Fibromyalgia or myofascial pain syndrome?!!

Discussion in 'Fibromyalgia Main Forum' started by newshamoo, Aug 5, 2005.

  1. newshamoo

    newshamoo New Member

    I am totally confused at the mo!I have been doing so much research into fibro but I have now come across MPS and I am baffled as to which syndrome I have.Can anyone tell me what the actual difference is?!The symptoms for both seem very similar but the treatments for each is different so now I don't know what the blooming heck I should be doing to help myself....do I exercise...do I rest...do I change my diet...I really don't know anymore and it's starting to really get to me!Please can anyone help?!
  2. TXFMmom

    TXFMmom New Member

    Frankly, most fibromyalgia patients have myofascial pain, triggers, tender spots, muscle stiffness and myalgia.

    However, myofascial pain can occur in individuals who do not have fibromyalgia, such in injury, MS, Lupus, and other problems.

    Myofascial can be treated with stretching, masage, trigger injections, heat, cold, rub ons meds, and all kinds of things.
  3. LittleBluestem

    LittleBluestem New Member

    You would probably find the book " Fibromyalgia and Chronic Myofascial Pain" by Devin Starlanyl and Mary Ellen Copeland helpful.

    You should not be exercising muscles that contain myofascial trigger points. Standard massage doesn't usually help myofascial pain much and can make it worse. You need to find someone with extensive training/experience in myofascial dysfunction to determine if that is actually your problem and, if so, to treat it.

    I do not have FM, but have had myofascial trigger points. I found the Myofascail Release Therapy developed by John Barnes to be helpful. I suspect the education/experience level of your therapist may make more difference than the therapy used.
  4. twinkles49

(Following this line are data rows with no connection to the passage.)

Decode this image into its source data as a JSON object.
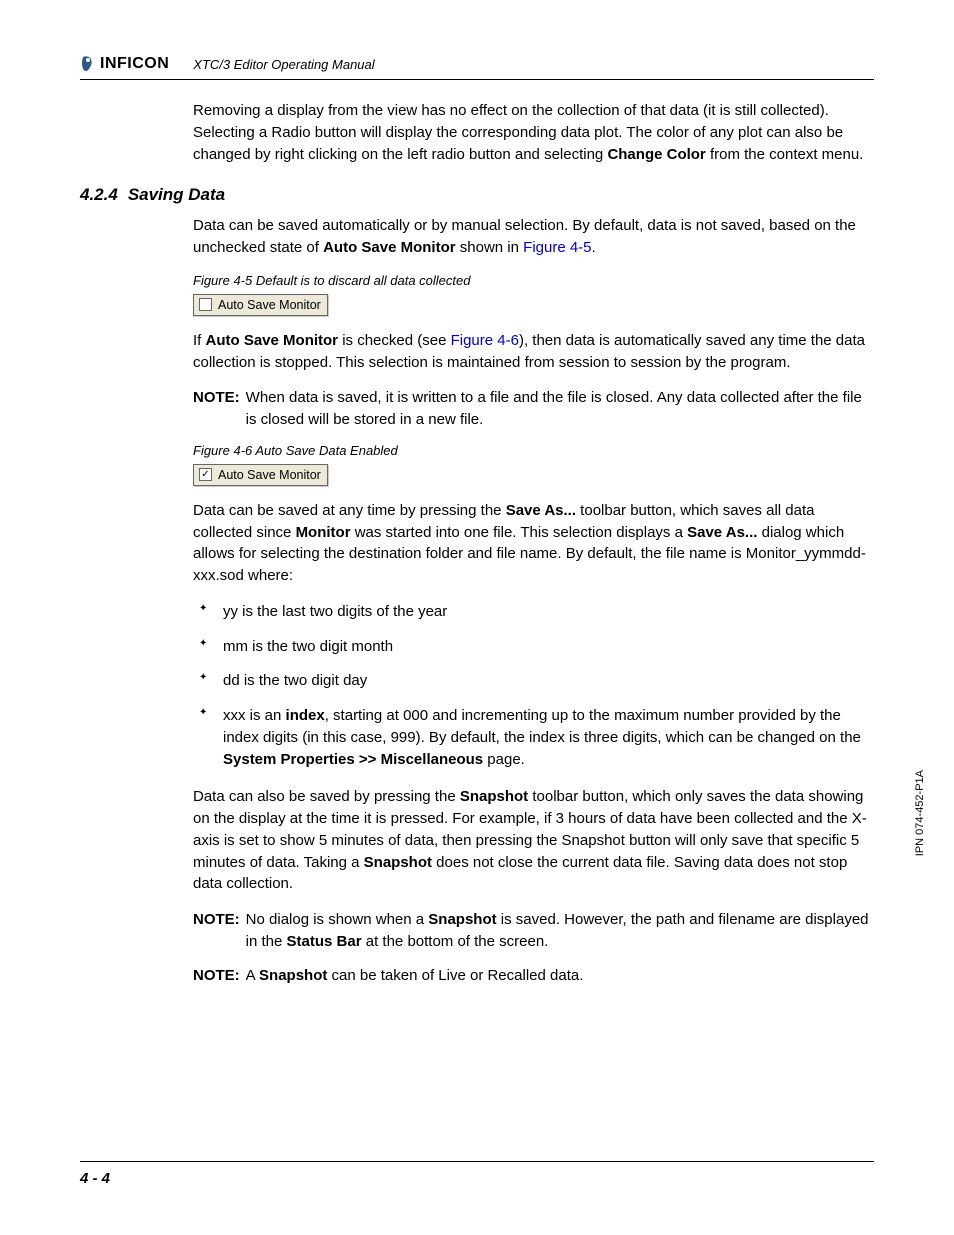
{
  "header": {
    "logo_text": "INFICON",
    "title": "XTC/3 Editor Operating Manual"
  },
  "intro_para": {
    "t1": "Removing a display from the view has no effect on the collection of that data (it is still collected). Selecting a Radio button will display the corresponding data plot. The color of any plot can also be changed by right clicking on the left radio button and selecting ",
    "b1": "Change Color",
    "t2": " from the context menu."
  },
  "section": {
    "number": "4.2.4",
    "title": "Saving Data"
  },
  "p1": {
    "t1": "Data can be saved automatically or by manual selection. By default, data is not saved, based on the unchecked state of ",
    "b1": "Auto Save Monitor",
    "t2": " shown in ",
    "l1": "Figure 4-5",
    "t3": "."
  },
  "fig45": {
    "caption": "Figure 4-5  Default is to discard all data collected",
    "label": "Auto Save Monitor",
    "checked": false
  },
  "p2": {
    "t1": "If ",
    "b1": "Auto Save Monitor",
    "t2": " is checked (see ",
    "l1": "Figure 4-6",
    "t3": "), then data is automatically saved any time the data collection is stopped. This selection is maintained from session to session by the program."
  },
  "note1": {
    "label": "NOTE:",
    "text": "When data is saved, it is written to a file and the file is closed. Any data collected after the file is closed will be stored in a new file."
  },
  "fig46": {
    "caption": "Figure 4-6  Auto Save Data Enabled",
    "label": "Auto Save Monitor",
    "checked": true
  },
  "p3": {
    "t1": "Data can be saved at any time by pressing the ",
    "b1": "Save As...",
    "t2": " toolbar button, which saves all data collected since ",
    "b2": "Monitor",
    "t3": " was started into one file. This selection displays a ",
    "b3": "Save As...",
    "t4": " dialog which allows for selecting the destination folder and file name. By default, the file name is Monitor_yymmdd-xxx.sod where:"
  },
  "bullets": {
    "b1": "yy is the last two digits of the year",
    "b2": "mm is the two digit month",
    "b3": "dd is the two digit day",
    "b4": {
      "t1": "xxx is an ",
      "bd1": "index",
      "t2": ", starting at 000 and incrementing up to the maximum number provided by the index digits (in this case, 999). By default, the index is three digits, which can be changed on the ",
      "bd2": "System Properties >> Miscellaneous",
      "t3": " page."
    }
  },
  "p4": {
    "t1": "Data can also be saved by pressing the ",
    "b1": "Snapshot",
    "t2": " toolbar button, which only saves the data showing on the display at the time it is pressed. For example, if 3 hours of data have been collected and the X-axis is set to show 5 minutes of data, then pressing the Snapshot button will only save that specific 5 minutes of data. Taking a ",
    "b2": "Snapshot",
    "t3": " does not close the current data file. Saving data does not stop data collection."
  },
  "note2": {
    "label": "NOTE:",
    "t1": "No dialog is shown when a ",
    "b1": "Snapshot",
    "t2": " is saved. However, the path and filename are displayed in the ",
    "b2": "Status Bar",
    "t3": " at the bottom of the screen."
  },
  "note3": {
    "label": "NOTE:",
    "t1": "A ",
    "b1": "Snapshot",
    "t2": " can be taken of Live or Recalled data."
  },
  "footer": {
    "page": "4 - 4"
  },
  "side_id": "IPN 074-452-P1A"
}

    twinkles49 New Member

    I have fibromyalgia and chronic myofascial pain.

    The fibro to me is an achy deep pain that I feel done in my bones with severe weakness. Like a super bad flue that won't go away. Tiring, unrelenting, aching pain, severe pain. Plus numerous other symptoms, tender spots, etc.

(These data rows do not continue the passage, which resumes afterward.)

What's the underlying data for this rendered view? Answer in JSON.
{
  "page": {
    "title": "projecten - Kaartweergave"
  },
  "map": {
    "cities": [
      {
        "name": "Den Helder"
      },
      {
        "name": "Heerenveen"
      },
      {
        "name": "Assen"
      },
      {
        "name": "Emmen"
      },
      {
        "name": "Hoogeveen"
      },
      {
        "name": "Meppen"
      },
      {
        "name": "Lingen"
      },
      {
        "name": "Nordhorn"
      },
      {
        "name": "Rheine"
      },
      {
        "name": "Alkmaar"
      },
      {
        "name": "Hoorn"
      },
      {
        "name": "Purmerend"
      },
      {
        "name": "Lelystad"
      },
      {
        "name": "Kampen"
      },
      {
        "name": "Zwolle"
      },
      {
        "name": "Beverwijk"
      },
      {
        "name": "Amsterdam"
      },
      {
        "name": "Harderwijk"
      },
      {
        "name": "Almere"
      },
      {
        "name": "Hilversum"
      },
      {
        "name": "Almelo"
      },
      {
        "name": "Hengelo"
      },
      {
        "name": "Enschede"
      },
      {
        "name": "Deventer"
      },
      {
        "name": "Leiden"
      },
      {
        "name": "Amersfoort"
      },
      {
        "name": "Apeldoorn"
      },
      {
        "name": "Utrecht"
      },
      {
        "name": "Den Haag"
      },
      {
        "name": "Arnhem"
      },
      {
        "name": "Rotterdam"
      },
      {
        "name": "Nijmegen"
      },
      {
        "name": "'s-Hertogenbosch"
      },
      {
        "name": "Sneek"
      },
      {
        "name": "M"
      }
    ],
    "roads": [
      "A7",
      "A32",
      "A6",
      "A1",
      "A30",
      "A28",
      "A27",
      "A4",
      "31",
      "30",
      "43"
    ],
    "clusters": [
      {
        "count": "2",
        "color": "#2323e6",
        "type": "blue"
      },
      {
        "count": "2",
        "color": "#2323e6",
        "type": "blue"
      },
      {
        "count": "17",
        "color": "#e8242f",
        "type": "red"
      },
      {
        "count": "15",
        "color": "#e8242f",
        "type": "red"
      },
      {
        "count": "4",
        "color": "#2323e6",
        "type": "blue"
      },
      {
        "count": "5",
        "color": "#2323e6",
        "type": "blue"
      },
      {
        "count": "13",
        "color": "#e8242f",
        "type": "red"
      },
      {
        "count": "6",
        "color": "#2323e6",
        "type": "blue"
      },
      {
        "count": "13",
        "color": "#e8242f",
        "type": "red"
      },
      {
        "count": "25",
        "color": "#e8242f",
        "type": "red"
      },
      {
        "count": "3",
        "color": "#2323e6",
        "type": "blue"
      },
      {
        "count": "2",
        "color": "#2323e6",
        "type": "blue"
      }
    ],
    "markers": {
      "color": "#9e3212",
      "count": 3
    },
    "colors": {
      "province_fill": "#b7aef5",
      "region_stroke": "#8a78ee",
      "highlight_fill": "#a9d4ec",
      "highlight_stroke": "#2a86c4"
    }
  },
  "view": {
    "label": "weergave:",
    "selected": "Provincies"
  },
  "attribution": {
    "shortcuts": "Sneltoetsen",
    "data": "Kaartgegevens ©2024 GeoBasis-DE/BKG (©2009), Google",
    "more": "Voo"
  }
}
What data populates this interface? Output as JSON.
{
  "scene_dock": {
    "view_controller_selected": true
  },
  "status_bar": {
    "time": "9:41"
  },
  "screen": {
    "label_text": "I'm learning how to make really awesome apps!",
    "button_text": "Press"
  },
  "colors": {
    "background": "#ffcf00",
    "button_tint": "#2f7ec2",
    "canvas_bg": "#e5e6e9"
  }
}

    With the myofascial pain I have, to many to even count knots all over my body that when you put pressure on them the pain will radiate out to another part of my body.

    Good example is when my hands or wrists hurt I can find a knot right below my elbow someplace and push on it and feel the pain going down to my wrist. If I push on it for say 10 seconds or so for a bit the pain will decrease in my wrist.

    At times the pain from the knots is so bad that it feels like an ice pick is being shoved through my shoulder blade clear through my body to the front of my chest.

    If I lay flat on my back my shoulder muscles will so into such a bad spasm that it feels like the muscle is clamping down on the bone as hard as it can and I can harly breath the pain is so bad.

    They think it's because I have so many trigger points in my shoulders and back that when I put the pressure on them by laying flat that it sets them all off at once.

    When the knots get to really bad in my shoulder blades they will start to cut off the feeling in my arms and hands.

    With having the fibro and the myofascial pain my pain level is usually about a 6-7 most of the time. If I don't take the pain meds then it goes right over the top of the scale & I can't think or breath hardly.

    The book by Devlin mentioned above is excellent for learning the differnce.

    Hope this helps you a bit, Take care, Twinkles :)
  5. newshamoo

    newshamoo New Member

    Thank u all so much for all the info u gave me.I will read the book u suggested.I have a feeling that I may have a combo of both fibro and myo.Some days I feel like I have the flu and other days I get excruciating crushing pains in my rib cage and shoulders and feel like someone is squeezing my ribs and chest so hard I can't breathe.Doctors seem to be of little help!Thanks again for all your info.
    Much love Lisa xo